(Collection entries)
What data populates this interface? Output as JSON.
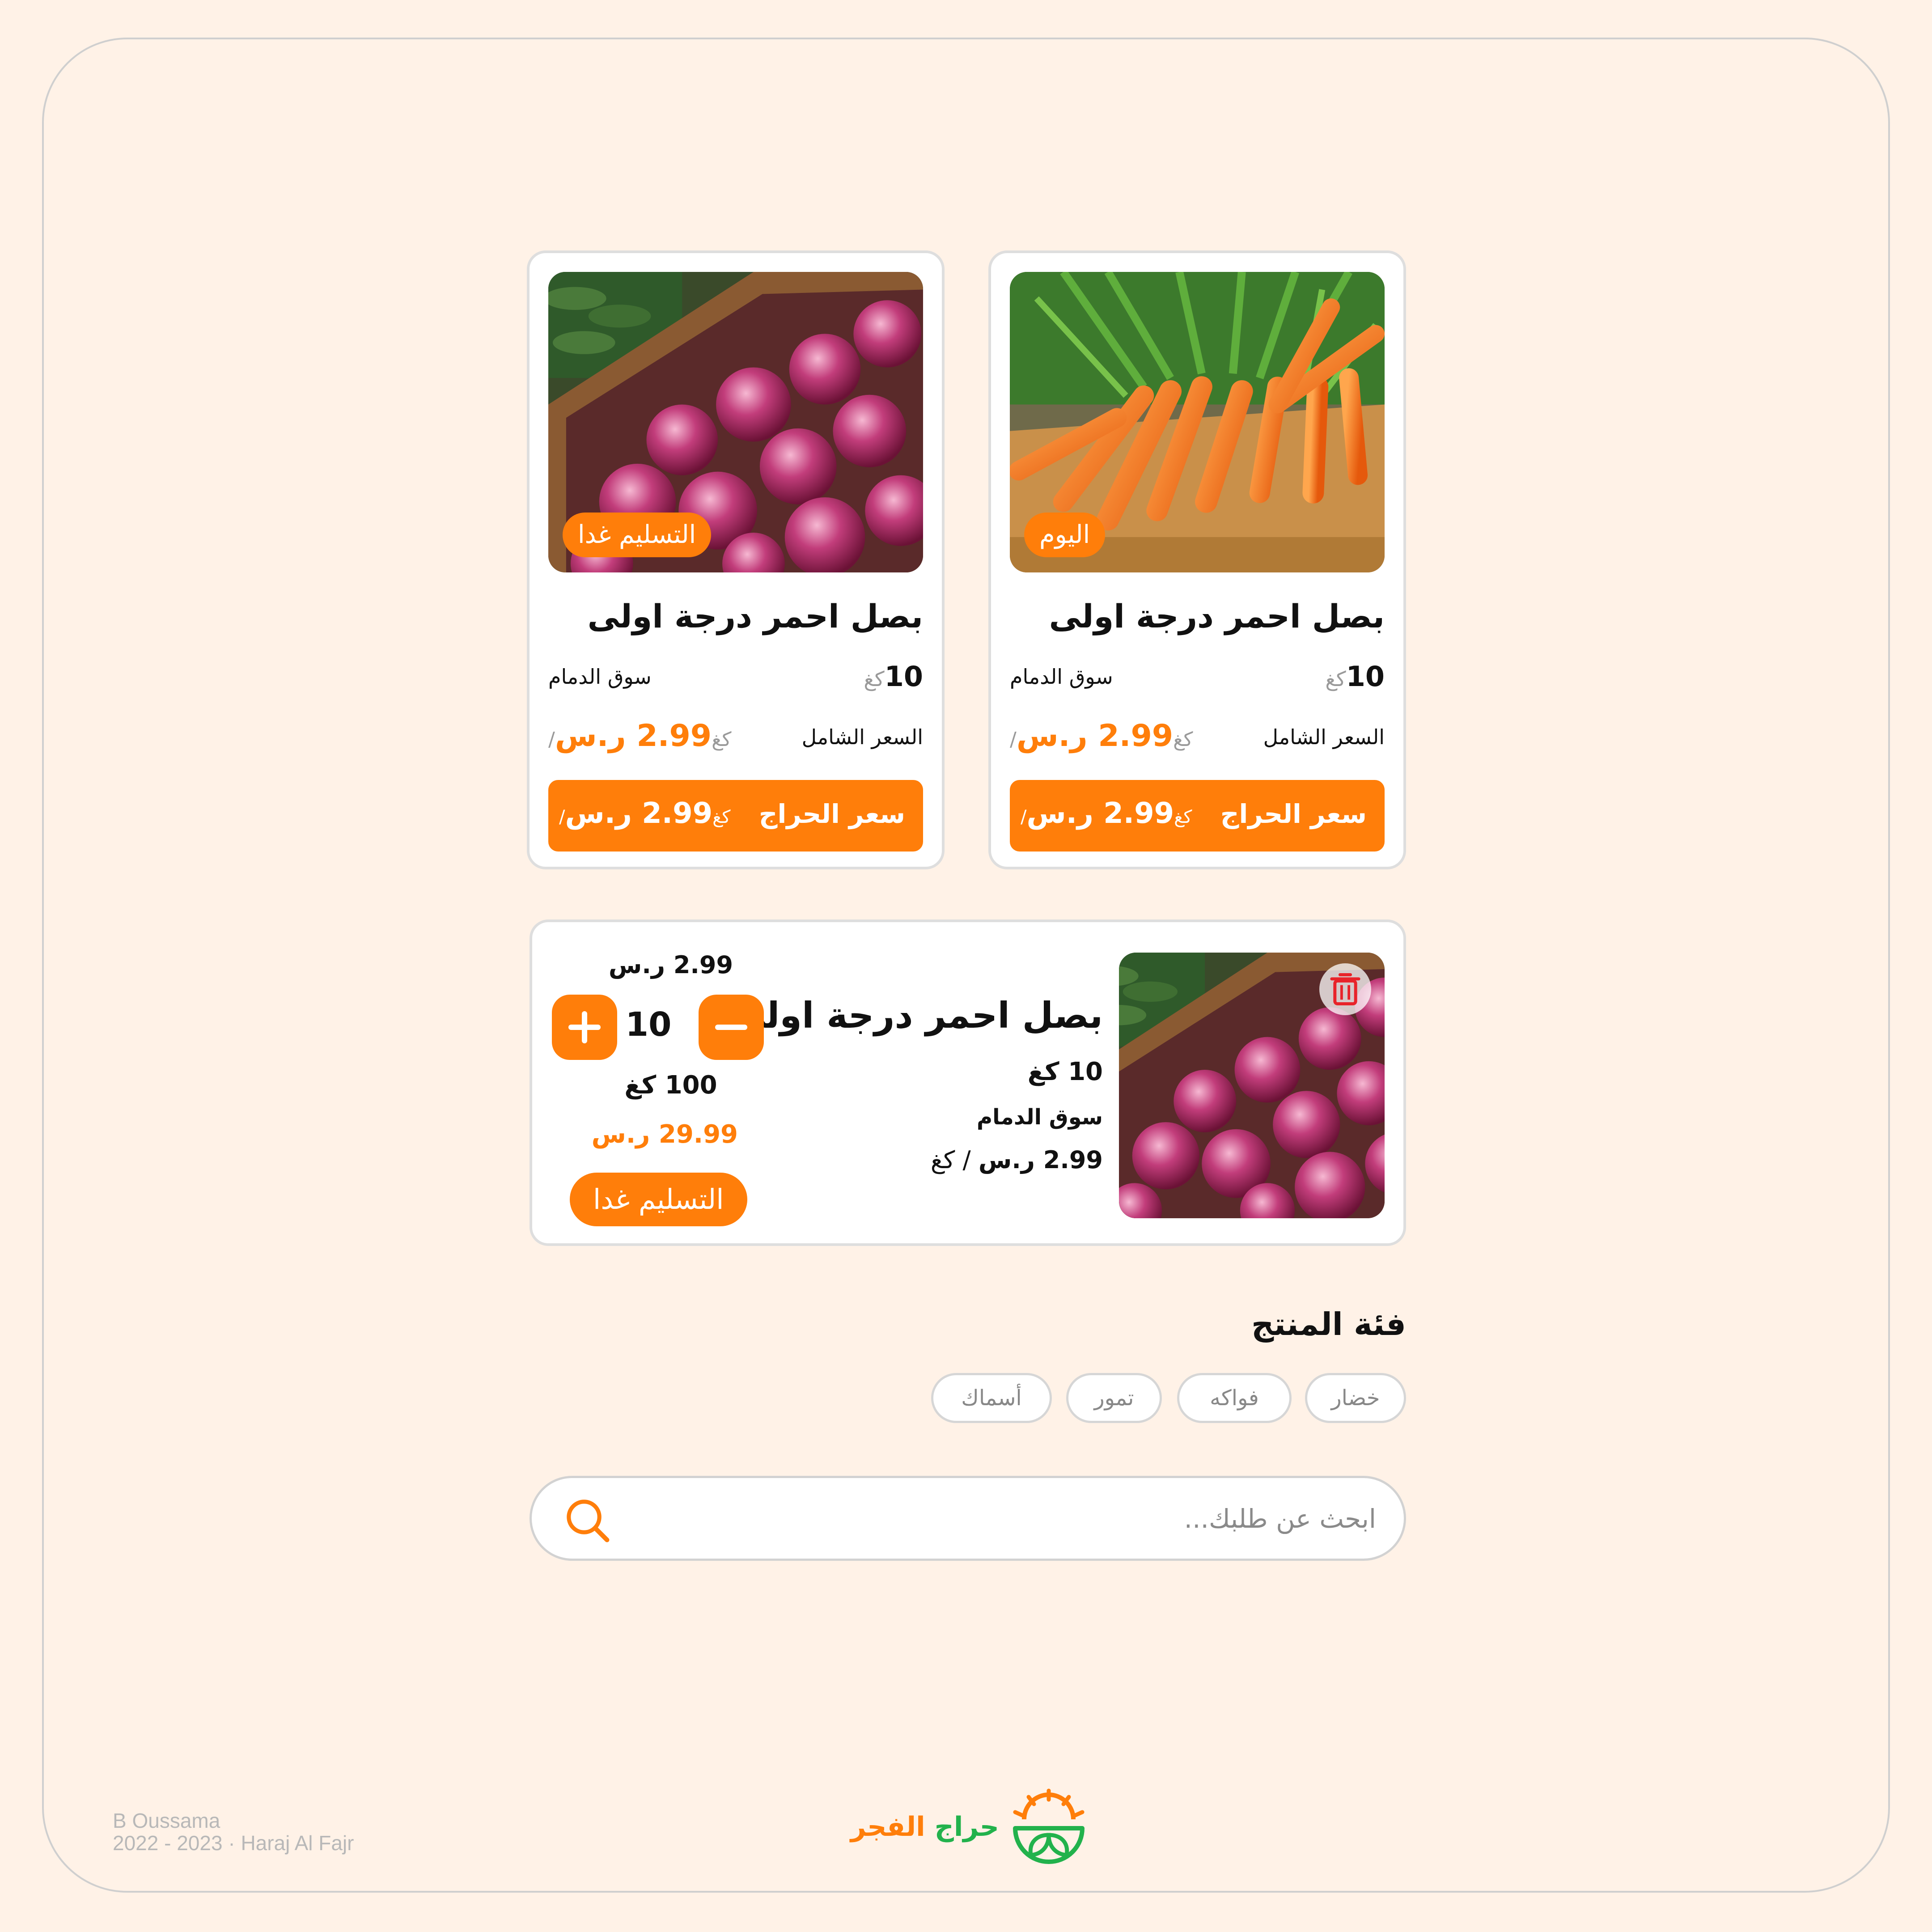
{
  "colors": {
    "accent": "#ff7e0a",
    "background": "#fff2e7",
    "card": "#ffffff",
    "border": "#dedede",
    "logo_green": "#22b24c"
  },
  "cards": [
    {
      "badge": "التسليم غدا",
      "title": "بصل احمر درجة اولى",
      "qty": "10",
      "qty_unit": "كغ",
      "market": "سوق الدمام",
      "price_label": "السعر الشامل",
      "price": "2.99 ر.س",
      "per_unit": "/كغ",
      "haraj_label": "سعر الحراج",
      "haraj_price": "2.99 ر.س",
      "haraj_unit": "/كغ",
      "image": "red-onions-photo"
    },
    {
      "badge": "اليوم",
      "title": "بصل احمر درجة اولى",
      "qty": "10",
      "qty_unit": "كغ",
      "market": "سوق الدمام",
      "price_label": "السعر الشامل",
      "price": "2.99 ر.س",
      "per_unit": "/كغ",
      "haraj_label": "سعر الحراج",
      "haraj_price": "2.99 ر.س",
      "haraj_unit": "/كغ",
      "image": "carrots-photo"
    }
  ],
  "cart_item": {
    "title": "بصل احمر درجة اولى",
    "weight": "10 كغ",
    "market": "سوق الدمام",
    "unit_price": "2.99 ر.س",
    "unit_sep": "/",
    "unit": "كغ",
    "price_top": "2.99 ر.س",
    "quantity": "10",
    "total_weight": "100 كغ",
    "total_price": "29.99 ر.س",
    "delivery": "التسليم غدا",
    "image": "red-onions-photo",
    "delete_icon": "trash-icon"
  },
  "category": {
    "title": "فئة المنتج",
    "chips": [
      "خضار",
      "فواكه",
      "تمور",
      "أسماك"
    ]
  },
  "search": {
    "placeholder": "ابحث عن طلبك...",
    "icon": "search-icon"
  },
  "footer": {
    "author": "B Oussama",
    "years": "2022 - 2023",
    "sep": "·",
    "project": "Haraj Al Fajr",
    "logo_text_1": "حراج",
    "logo_text_2": "الفجر"
  }
}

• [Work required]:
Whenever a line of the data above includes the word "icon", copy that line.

• [Problem solution]:
    "delete_icon": "trash-icon"
    "icon": "search-icon"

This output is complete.